Page and application data records:
#####
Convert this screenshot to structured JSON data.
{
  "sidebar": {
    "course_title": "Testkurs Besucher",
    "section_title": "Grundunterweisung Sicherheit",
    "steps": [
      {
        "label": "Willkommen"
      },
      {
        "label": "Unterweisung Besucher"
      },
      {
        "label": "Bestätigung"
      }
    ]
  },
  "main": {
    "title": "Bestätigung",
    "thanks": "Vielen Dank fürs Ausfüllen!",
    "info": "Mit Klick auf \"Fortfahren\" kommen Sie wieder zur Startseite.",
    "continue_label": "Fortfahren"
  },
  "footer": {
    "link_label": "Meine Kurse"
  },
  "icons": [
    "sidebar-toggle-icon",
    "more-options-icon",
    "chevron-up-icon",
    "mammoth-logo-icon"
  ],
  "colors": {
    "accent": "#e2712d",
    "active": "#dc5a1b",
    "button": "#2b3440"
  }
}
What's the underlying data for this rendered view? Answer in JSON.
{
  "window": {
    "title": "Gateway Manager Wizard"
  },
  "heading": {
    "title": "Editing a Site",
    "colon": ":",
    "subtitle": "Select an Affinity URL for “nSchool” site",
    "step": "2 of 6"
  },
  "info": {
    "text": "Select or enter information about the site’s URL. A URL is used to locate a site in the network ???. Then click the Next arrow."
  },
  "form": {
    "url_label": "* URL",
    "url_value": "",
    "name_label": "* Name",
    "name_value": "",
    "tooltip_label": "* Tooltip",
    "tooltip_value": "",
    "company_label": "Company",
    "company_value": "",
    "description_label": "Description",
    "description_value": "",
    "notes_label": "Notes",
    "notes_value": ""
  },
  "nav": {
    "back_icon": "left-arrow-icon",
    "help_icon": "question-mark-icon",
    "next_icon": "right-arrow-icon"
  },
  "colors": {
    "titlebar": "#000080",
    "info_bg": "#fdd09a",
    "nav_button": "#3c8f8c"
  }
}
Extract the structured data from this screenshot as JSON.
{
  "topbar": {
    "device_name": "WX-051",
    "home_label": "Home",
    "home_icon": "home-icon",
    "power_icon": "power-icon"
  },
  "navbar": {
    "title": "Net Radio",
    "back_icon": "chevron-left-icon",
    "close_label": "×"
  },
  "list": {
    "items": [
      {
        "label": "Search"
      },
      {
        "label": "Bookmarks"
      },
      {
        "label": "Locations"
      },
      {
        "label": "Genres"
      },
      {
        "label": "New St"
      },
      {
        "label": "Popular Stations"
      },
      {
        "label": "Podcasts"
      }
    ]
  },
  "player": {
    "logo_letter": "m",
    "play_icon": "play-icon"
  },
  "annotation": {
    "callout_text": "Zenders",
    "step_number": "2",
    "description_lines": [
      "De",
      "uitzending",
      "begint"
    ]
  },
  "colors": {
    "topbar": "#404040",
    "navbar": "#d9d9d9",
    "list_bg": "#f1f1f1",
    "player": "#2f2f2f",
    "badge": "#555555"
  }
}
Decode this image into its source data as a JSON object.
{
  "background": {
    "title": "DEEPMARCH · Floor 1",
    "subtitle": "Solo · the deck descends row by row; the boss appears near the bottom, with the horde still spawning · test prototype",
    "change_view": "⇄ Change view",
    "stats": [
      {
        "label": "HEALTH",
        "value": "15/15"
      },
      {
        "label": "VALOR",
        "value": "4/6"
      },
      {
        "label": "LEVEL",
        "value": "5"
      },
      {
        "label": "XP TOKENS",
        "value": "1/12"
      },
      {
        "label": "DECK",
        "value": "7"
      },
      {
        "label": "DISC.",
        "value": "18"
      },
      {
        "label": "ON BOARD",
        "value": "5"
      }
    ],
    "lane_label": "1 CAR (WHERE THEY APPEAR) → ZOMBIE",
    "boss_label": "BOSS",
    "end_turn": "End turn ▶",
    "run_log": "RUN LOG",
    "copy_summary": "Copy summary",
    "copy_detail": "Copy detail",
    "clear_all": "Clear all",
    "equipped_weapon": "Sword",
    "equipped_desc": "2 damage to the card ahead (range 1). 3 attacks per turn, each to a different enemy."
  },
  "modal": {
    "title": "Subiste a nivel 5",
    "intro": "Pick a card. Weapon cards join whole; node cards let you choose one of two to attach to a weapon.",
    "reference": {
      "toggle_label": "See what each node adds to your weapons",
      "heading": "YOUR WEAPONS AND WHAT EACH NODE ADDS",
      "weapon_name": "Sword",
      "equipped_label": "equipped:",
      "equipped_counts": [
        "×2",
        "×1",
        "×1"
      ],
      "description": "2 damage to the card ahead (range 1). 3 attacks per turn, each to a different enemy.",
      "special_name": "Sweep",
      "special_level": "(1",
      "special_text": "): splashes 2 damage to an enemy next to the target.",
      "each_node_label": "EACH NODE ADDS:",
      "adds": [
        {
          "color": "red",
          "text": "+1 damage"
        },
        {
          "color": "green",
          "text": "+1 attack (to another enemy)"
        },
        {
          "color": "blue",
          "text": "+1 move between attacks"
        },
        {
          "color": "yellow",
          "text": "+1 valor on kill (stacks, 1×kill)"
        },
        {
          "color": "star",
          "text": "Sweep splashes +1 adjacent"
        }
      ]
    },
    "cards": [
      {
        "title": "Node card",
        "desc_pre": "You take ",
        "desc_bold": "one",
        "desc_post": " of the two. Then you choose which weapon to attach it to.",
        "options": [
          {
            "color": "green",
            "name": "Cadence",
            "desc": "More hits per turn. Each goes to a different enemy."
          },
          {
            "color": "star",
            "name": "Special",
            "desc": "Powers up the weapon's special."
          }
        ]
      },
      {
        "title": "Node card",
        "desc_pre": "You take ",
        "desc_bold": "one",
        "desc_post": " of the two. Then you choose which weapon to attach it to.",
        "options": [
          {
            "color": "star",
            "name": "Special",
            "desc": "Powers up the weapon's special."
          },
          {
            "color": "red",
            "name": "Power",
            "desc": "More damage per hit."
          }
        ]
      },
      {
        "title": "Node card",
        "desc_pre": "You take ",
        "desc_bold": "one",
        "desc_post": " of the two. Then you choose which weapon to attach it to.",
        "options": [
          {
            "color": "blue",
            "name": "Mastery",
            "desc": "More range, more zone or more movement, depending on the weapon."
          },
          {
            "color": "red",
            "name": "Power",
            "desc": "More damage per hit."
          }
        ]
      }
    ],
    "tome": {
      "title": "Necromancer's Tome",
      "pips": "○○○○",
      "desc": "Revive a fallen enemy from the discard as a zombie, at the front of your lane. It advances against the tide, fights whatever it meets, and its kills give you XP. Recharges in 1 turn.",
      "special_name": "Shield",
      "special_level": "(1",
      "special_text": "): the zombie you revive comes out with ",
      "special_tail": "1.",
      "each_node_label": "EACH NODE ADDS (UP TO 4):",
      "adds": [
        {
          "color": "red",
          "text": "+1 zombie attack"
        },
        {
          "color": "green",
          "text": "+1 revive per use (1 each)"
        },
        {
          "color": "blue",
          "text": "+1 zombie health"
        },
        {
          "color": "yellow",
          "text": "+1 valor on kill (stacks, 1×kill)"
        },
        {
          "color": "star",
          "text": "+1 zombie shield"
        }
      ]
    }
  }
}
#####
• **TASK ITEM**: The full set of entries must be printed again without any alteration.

• **ANSWER SECTION**:
Convert this screenshot to structured JSON data.
{
  "sidebar": {
    "course_title": "Testkurs Besucher",
    "section_title": "Grundunterweisung Sicherheit",
    "steps": [
      {
        "label": "Willkommen"
      },
      {
        "label": "Unterweisung Besucher"
      },
      {
        "label": "Bestätigung"
      }
    ]
  },
  "main": {
    "title": "Bestätigung",
    "thanks": "Vielen Dank fürs Ausfüllen!",
    "info": "Mit Klick auf \"Fortfahren\" kommen Sie wieder zur Startseite.",
    "continue_label": "Fortfahren"
  },
  "footer": {
    "link_label": "Meine Kurse"
  },
  "icons": [
    "sidebar-toggle-icon",
    "more-options-icon",
    "chevron-up-icon",
    "mammoth-logo-icon"
  ],
  "colors": {
    "accent": "#e2712d",
    "active": "#dc5a1b",
    "button": "#2b3440"
  }
}
What's the underlying data for this rendered view? Answer in JSON.
{
  "window": {
    "title": "Gateway Manager Wizard"
  },
  "heading": {
    "title": "Editing a Site",
    "colon": ":",
    "subtitle": "Select an Affinity URL for “nSchool” site",
    "step": "2 of 6"
  },
  "info": {
    "text": "Select or enter information about the site’s URL. A URL is used to locate a site in the network ???. Then click the Next arrow."
  },
  "form": {
    "url_label": "* URL",
    "url_value": "",
    "name_label": "* Name",
    "name_value": "",
    "tooltip_label": "* Tooltip",
    "tooltip_value": "",
    "company_label": "Company",
    "company_value": "",
    "description_label": "Description",
    "description_value": "",
    "notes_label": "Notes",
    "notes_value": ""
  },
  "nav": {
    "back_icon": "left-arrow-icon",
    "help_icon": "question-mark-icon",
    "next_icon": "right-arrow-icon"
  },
  "colors": {
    "titlebar": "#000080",
    "info_bg": "#fdd09a",
    "nav_button": "#3c8f8c"
  }
}
Extract the structured data from this screenshot as JSON.
{
  "topbar": {
    "device_name": "WX-051",
    "home_label": "Home",
    "home_icon": "home-icon",
    "power_icon": "power-icon"
  },
  "navbar": {
    "title": "Net Radio",
    "back_icon": "chevron-left-icon",
    "close_label": "×"
  },
  "list": {
    "items": [
      {
        "label": "Search"
      },
      {
        "label": "Bookmarks"
      },
      {
        "label": "Locations"
      },
      {
        "label": "Genres"
      },
      {
        "label": "New St"
      },
      {
        "label": "Popular Stations"
      },
      {
        "label": "Podcasts"
      }
    ]
  },
  "player": {
    "logo_letter": "m",
    "play_icon": "play-icon"
  },
  "annotation": {
    "callout_text": "Zenders",
    "step_number": "2",
    "description_lines": [
      "De",
      "uitzending",
      "begint"
    ]
  },
  "colors": {
    "topbar": "#404040",
    "navbar": "#d9d9d9",
    "list_bg": "#f1f1f1",
    "player": "#2f2f2f",
    "badge": "#555555"
  }
}
Decode this image into its source data as a JSON object.
{
  "background": {
    "title": "DEEPMARCH · Floor 1",
    "subtitle": "Solo · the deck descends row by row; the boss appears near the bottom, with the horde still spawning · test prototype",
    "change_view": "⇄ Change view",
    "stats": [
      {
        "label": "HEALTH",
        "value": "15/15"
      },
      {
        "label": "VALOR",
        "value": "4/6"
      },
      {
        "label": "LEVEL",
        "value": "5"
      },
      {
        "label": "XP TOKENS",
        "value": "1/12"
      },
      {
        "label": "DECK",
        "value": "7"
      },
      {
        "label": "DISC.",
        "value": "18"
      },
      {
        "label": "ON BOARD",
        "value": "5"
      }
    ],
    "lane_label": "1 CAR (WHERE THEY APPEAR) → ZOMBIE",
    "boss_label": "BOSS",
    "end_turn": "End turn ▶",
    "run_log": "RUN LOG",
    "copy_summary": "Copy summary",
    "copy_detail": "Copy detail",
    "clear_all": "Clear all",
    "equipped_weapon": "Sword",
    "equipped_desc": "2 damage to the card ahead (range 1). 3 attacks per turn, each to a different enemy."
  },
  "modal": {
    "title": "Subiste a nivel 5",
    "intro": "Pick a card. Weapon cards join whole; node cards let you choose one of two to attach to a weapon.",
    "reference": {
      "toggle_label": "See what each node adds to your weapons",
      "heading": "YOUR WEAPONS AND WHAT EACH NODE ADDS",
      "weapon_name": "Sword",
      "equipped_label": "equipped:",
      "equipped_counts": [
        "×2",
        "×1",
        "×1"
      ],
      "description": "2 damage to the card ahead (range 1). 3 attacks per turn, each to a different enemy.",
      "special_name": "Sweep",
      "special_level": "(1",
      "special_text": "): splashes 2 damage to an enemy next to the target.",
      "each_node_label": "EACH NODE ADDS:",
      "adds": [
        {
          "color": "red",
          "text": "+1 damage"
        },
        {
          "color": "green",
          "text": "+1 attack (to another enemy)"
        },
        {
          "color": "blue",
          "text": "+1 move between attacks"
        },
        {
          "color": "yellow",
          "text": "+1 valor on kill (stacks, 1×kill)"
        },
        {
          "color": "star",
          "text": "Sweep splashes +1 adjacent"
        }
      ]
    },
    "cards": [
      {
        "title": "Node card",
        "desc_pre": "You take ",
        "desc_bold": "one",
        "desc_post": " of the two. Then you choose which weapon to attach it to.",
        "options": [
          {
            "color": "green",
            "name": "Cadence",
            "desc": "More hits per turn. Each goes to a different enemy."
          },
          {
            "color": "star",
            "name": "Special",
            "desc": "Powers up the weapon's special."
          }
        ]
      },
      {
        "title": "Node card",
        "desc_pre": "You take ",
        "desc_bold": "one",
        "desc_post": " of the two. Then you choose which weapon to attach it to.",
        "options": [
          {
            "color": "star",
            "name": "Special",
            "desc": "Powers up the weapon's special."
          },
          {
            "color": "red",
            "name": "Power",
            "desc": "More damage per hit."
          }
        ]
      },
      {
        "title": "Node card",
        "desc_pre": "You take ",
        "desc_bold": "one",
        "desc_post": " of the two. Then you choose which weapon to attach it to.",
        "options": [
          {
            "color": "blue",
            "name": "Mastery",
            "desc": "More range, more zone or more movement, depending on the weapon."
          },
          {
            "color": "red",
            "name": "Power",
            "desc": "More damage per hit."
          }
        ]
      }
    ],
    "tome": {
      "title": "Necromancer's Tome",
      "pips": "○○○○",
      "desc": "Revive a fallen enemy from the discard as a zombie, at the front of your lane. It advances against the tide, fights whatever it meets, and its kills give you XP. Recharges in 1 turn.",
      "special_name": "Shield",
      "special_level": "(1",
      "special_text": "): the zombie you revive comes out with ",
      "special_tail": "1.",
      "each_node_label": "EACH NODE ADDS (UP TO 4):",
      "adds": [
        {
          "color": "red",
          "text": "+1 zombie attack"
        },
        {
          "color": "green",
          "text": "+1 revive per use (1 each)"
        },
        {
          "color": "blue",
          "text": "+1 zombie health"
        },
        {
          "color": "yellow",
          "text": "+1 valor on kill (stacks, 1×kill)"
        },
        {
          "color": "star",
          "text": "+1 zombie shield"
        }
      ]
    }
  }
}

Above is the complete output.